Through the Looking Glass Children's Book Reviews

Paddington Takes to TV

Paddington Takes to TV

Michael Bond
Illustrator:  Peggy Fortnum 
Fiction  Series
For ages 7 to 10
Houghton Mifflin Harcourt, 2002   ISBN: 978-0618250714

Most of us dream of getting onto the television, but few of us ever get to achieve this dream. We are forced admire our favorite television personalities from afar. Not so with Paddington Brown. This bear somehow always manages to get into the spotlight, even on television.

It all begins when Paddington wins a prize on the Blue Peter children's TV show. As one of the six winners he has been invited to bake a Christmas cake which he will then take to the Blue Peter show. He, and his cake, will then be shown on television. The best cake will win a special prize. Not surprisingly Mrs. Bird, the Brown's housekeeper, is not too keen on having Paddington use her kitchen for his cooking endeavors. So, instead, Paddington uses Mr. Brown's field kitchen which is set up in the garage.

Using the recipe provided by one of the Blue Peter stars, Paddington combines all his ingredients. His mixture is rather stiff however and it is very hard to mix. He decides to try using the spin dryer to do the job and I am sorry to say that the results are rather frightful. Still, in spite of everything, Paddington manages to salvage some of the cake mixture and then he puts the cake into the field kitchen. Unfortunately the cake rises rather dramatically and Paddington is confronted with a very large problem. In the end he takes his cake to the studio as planned but when the hosts of the program attempt to cut into the cake Paddington has to explain what happened during the cooking process. Then the hosts, and all the viewers of the show, discover that Paddington's cake is not just a cake. Not being able to separate the cake from the oven after the baking was completed, Paddington simply iced over the whole thing – cake and oven!

This is just one of seven delightful stories which feature Paddington doing something which relates to the Blue Peter show. In one he bird-sits the parrot from the show and manages to lose the much loved bird. In another he enters a Blue Peter competition for which he has to make a special origami creation. Instead of using paper Paddington ends up using a very novel medium for his piece of art – and he wins the competition.

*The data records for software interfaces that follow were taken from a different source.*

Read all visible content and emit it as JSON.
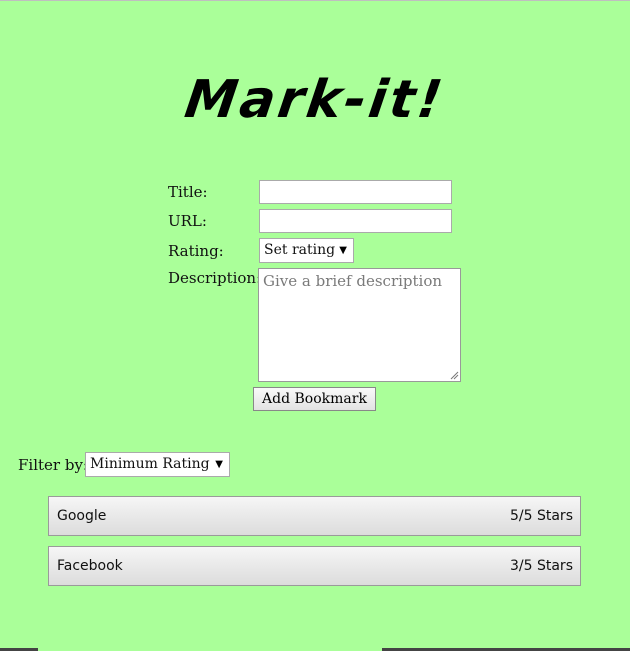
{
  "app": {
    "logo_text": "Mark-it!"
  },
  "form": {
    "title_label": "Title:",
    "title_value": "",
    "url_label": "URL:",
    "url_value": "",
    "rating_label": "Rating:",
    "rating_selected": "Set rating",
    "description_label": "Description:",
    "description_placeholder": "Give a brief description",
    "add_button_label": "Add Bookmark"
  },
  "filter": {
    "label": "Filter by:",
    "selected": "Minimum Rating"
  },
  "bookmarks": [
    {
      "title": "Google",
      "rating": "5/5 Stars"
    },
    {
      "title": "Facebook",
      "rating": "3/5 Stars"
    }
  ],
  "colors": {
    "background": "#aaff99",
    "button_gradient_top": "#f6f6f6",
    "button_gradient_bottom": "#dcdcdc"
  }
}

Young television fans will greatly enjoy this collection of Paddington stories. They were originally written for the Blue Peter annual. Having been a cameraman for the program, Michael Bond decided to involve his beloved bear in the doings of this show and that was how Paddington came to get so closely involved with the enormously popular television program.